**What is expected:** Using the listing, copy each whole line that features "date".

======== Provided information ========

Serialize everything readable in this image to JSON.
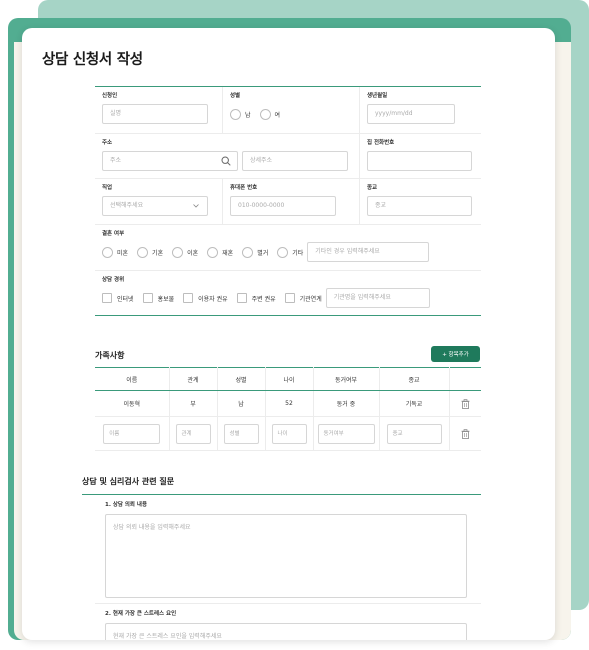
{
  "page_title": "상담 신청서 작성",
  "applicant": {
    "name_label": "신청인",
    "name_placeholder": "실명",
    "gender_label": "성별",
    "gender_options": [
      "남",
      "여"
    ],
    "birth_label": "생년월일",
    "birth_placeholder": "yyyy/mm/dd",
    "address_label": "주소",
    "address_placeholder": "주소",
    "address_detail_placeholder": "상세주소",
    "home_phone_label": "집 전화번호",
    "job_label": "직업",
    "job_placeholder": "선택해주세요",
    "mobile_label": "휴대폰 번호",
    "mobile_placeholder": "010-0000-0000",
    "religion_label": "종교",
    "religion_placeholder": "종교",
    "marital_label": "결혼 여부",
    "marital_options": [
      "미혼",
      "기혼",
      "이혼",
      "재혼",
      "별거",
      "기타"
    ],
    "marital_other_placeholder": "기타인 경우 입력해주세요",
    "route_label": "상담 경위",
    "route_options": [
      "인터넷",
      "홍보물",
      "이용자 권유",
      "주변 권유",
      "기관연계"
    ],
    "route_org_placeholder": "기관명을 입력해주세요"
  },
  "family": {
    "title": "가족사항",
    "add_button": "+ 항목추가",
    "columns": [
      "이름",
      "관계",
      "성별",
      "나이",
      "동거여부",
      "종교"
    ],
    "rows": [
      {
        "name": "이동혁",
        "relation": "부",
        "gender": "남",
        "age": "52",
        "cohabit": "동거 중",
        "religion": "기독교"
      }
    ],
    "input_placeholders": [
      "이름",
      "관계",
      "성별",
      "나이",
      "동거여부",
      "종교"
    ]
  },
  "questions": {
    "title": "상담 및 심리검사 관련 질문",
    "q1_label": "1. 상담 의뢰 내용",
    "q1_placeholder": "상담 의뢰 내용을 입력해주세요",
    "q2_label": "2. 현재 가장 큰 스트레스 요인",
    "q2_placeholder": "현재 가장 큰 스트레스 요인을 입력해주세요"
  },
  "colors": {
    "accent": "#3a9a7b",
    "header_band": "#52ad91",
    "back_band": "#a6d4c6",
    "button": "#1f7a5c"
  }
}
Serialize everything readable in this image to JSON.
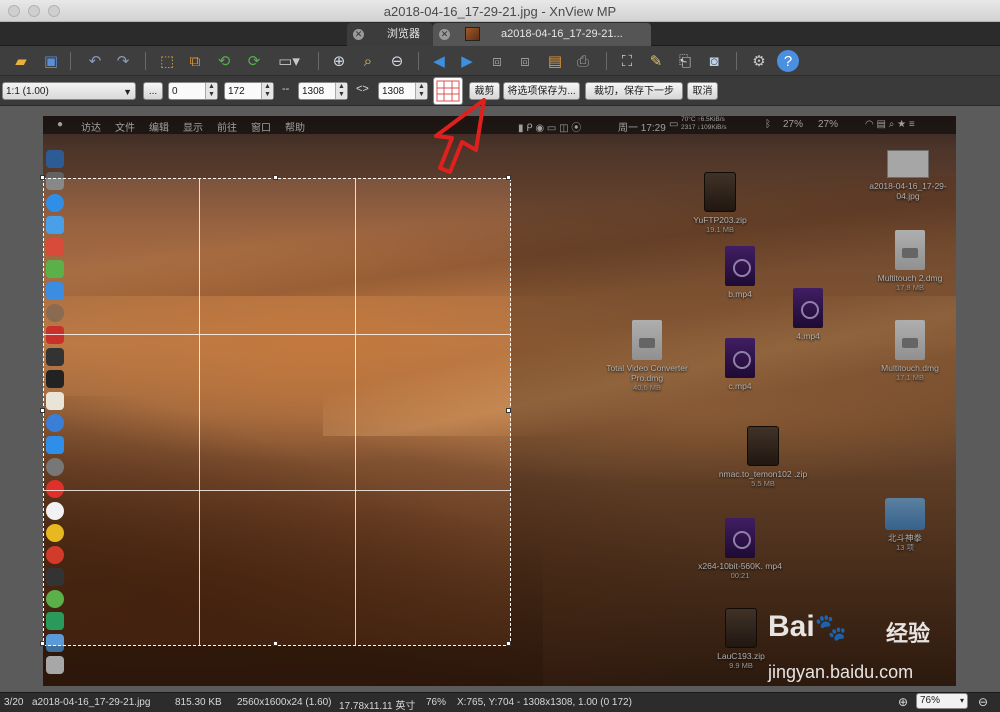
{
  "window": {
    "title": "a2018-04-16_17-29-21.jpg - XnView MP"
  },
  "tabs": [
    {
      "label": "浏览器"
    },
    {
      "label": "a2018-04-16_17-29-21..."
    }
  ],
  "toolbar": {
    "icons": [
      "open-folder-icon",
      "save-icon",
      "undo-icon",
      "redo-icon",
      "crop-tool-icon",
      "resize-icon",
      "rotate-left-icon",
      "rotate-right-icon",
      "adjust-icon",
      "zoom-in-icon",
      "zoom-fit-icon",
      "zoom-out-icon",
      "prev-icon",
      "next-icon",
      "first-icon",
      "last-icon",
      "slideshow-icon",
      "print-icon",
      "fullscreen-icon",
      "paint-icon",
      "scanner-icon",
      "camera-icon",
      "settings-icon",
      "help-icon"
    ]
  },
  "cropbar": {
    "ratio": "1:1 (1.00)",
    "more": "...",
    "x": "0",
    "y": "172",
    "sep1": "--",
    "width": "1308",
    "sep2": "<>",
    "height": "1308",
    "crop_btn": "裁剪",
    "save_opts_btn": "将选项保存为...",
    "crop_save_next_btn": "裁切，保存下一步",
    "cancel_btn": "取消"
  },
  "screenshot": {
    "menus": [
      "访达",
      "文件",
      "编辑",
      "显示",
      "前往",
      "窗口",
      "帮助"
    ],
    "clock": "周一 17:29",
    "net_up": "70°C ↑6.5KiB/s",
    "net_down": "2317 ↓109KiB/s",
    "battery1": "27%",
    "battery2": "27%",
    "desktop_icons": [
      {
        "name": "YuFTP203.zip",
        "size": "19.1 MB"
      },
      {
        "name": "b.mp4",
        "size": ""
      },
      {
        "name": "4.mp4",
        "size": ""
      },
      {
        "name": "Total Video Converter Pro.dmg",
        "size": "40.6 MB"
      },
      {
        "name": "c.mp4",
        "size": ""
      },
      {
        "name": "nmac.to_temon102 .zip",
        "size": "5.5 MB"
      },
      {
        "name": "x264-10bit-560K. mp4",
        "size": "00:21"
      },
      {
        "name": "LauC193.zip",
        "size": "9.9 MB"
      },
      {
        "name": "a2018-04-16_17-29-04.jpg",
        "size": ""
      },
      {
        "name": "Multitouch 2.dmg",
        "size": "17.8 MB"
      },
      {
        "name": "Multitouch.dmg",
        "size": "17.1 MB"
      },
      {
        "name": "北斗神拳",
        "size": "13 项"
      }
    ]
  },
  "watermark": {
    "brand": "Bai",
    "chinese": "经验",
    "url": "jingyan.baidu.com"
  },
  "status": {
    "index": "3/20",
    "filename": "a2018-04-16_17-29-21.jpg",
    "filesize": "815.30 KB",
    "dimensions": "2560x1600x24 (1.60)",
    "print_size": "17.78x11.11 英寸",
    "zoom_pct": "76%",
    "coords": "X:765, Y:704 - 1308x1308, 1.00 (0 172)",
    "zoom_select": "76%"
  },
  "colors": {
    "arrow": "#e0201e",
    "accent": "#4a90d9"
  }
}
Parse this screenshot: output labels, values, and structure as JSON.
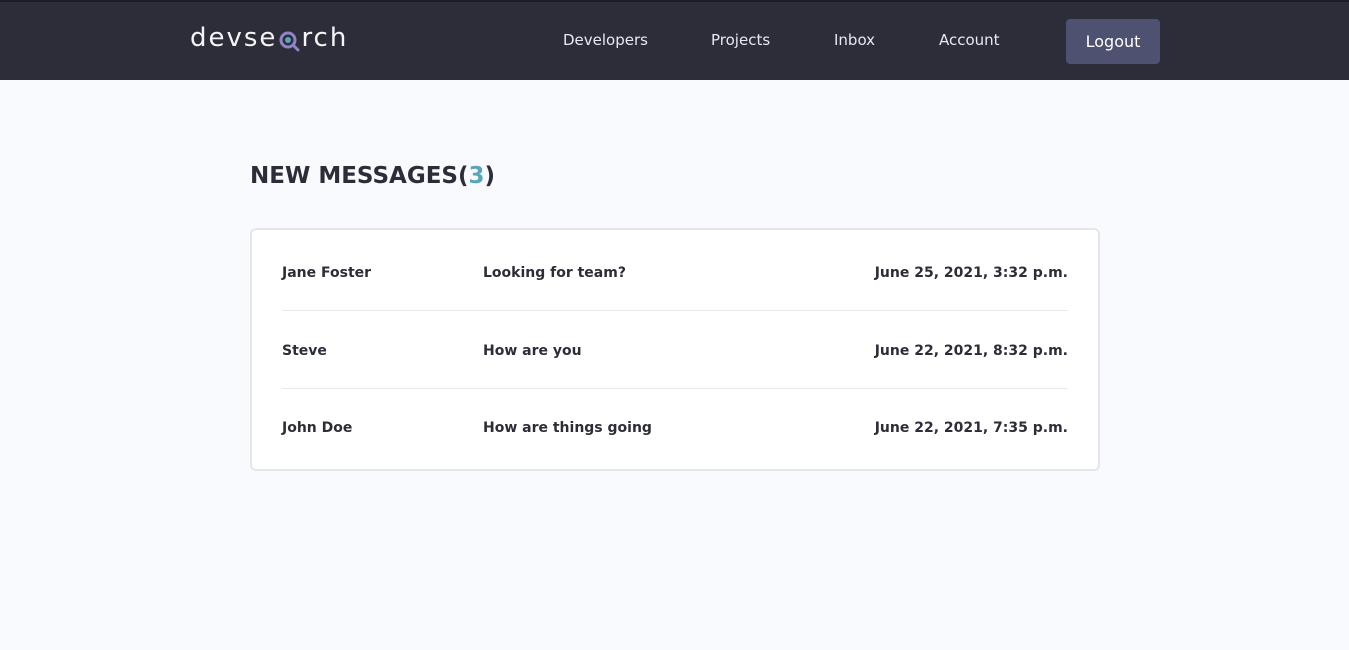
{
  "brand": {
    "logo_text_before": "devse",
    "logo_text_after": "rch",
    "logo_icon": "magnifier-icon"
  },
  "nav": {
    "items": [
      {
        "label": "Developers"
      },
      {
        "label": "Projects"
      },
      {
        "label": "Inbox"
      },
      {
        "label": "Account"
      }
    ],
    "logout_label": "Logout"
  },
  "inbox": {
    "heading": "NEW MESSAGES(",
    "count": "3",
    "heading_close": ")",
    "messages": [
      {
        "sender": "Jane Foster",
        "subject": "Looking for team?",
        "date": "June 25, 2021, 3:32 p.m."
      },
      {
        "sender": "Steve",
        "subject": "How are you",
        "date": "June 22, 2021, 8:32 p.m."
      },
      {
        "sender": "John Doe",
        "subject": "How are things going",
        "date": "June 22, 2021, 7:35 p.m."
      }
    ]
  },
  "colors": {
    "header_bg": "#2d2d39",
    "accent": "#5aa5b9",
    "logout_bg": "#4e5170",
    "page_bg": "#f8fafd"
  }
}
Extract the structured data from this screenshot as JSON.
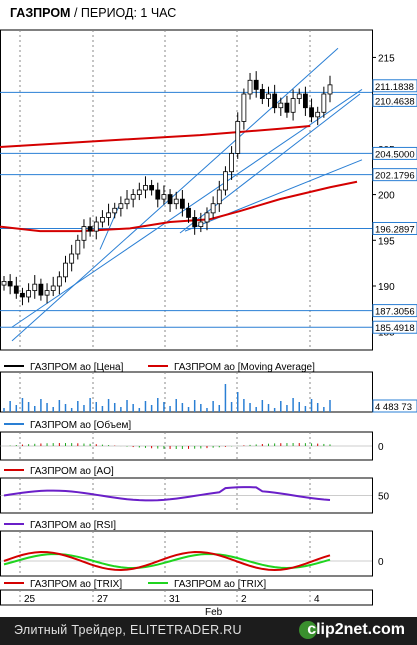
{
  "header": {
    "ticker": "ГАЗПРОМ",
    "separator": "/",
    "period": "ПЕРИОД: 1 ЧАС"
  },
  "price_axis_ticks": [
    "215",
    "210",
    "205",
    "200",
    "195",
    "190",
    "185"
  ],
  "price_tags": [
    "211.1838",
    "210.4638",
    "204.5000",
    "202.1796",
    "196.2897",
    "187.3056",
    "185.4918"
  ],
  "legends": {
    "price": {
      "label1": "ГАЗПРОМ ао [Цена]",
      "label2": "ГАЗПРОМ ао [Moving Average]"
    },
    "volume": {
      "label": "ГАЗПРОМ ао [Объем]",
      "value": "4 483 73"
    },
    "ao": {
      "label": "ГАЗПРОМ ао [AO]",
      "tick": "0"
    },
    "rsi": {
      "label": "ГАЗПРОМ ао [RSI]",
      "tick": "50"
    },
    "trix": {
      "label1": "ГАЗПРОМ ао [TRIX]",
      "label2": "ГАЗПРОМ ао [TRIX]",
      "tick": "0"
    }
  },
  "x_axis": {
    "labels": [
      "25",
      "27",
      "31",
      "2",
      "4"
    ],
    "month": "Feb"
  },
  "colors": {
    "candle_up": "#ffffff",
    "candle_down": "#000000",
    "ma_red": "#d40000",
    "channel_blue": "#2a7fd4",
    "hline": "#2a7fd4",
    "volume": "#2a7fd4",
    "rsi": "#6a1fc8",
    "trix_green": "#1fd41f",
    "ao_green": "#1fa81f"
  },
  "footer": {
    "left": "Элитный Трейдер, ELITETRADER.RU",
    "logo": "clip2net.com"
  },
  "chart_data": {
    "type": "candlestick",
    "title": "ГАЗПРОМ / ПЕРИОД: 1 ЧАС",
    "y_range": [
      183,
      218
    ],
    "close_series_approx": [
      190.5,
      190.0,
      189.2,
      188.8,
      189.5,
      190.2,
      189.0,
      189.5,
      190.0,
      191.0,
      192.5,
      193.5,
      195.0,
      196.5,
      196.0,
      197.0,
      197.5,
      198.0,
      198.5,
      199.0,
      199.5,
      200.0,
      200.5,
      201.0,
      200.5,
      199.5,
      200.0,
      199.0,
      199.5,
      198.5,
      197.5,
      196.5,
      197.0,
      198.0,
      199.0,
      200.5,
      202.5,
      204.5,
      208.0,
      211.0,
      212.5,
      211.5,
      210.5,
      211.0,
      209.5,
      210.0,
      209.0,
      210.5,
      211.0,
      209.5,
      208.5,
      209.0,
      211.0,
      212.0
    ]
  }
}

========

**Written solution:**
        "date": "June 25, 2021, 3:32 p.m."
        "date": "June 22, 2021, 8:32 p.m."
        "date": "June 22, 2021, 7:35 p.m."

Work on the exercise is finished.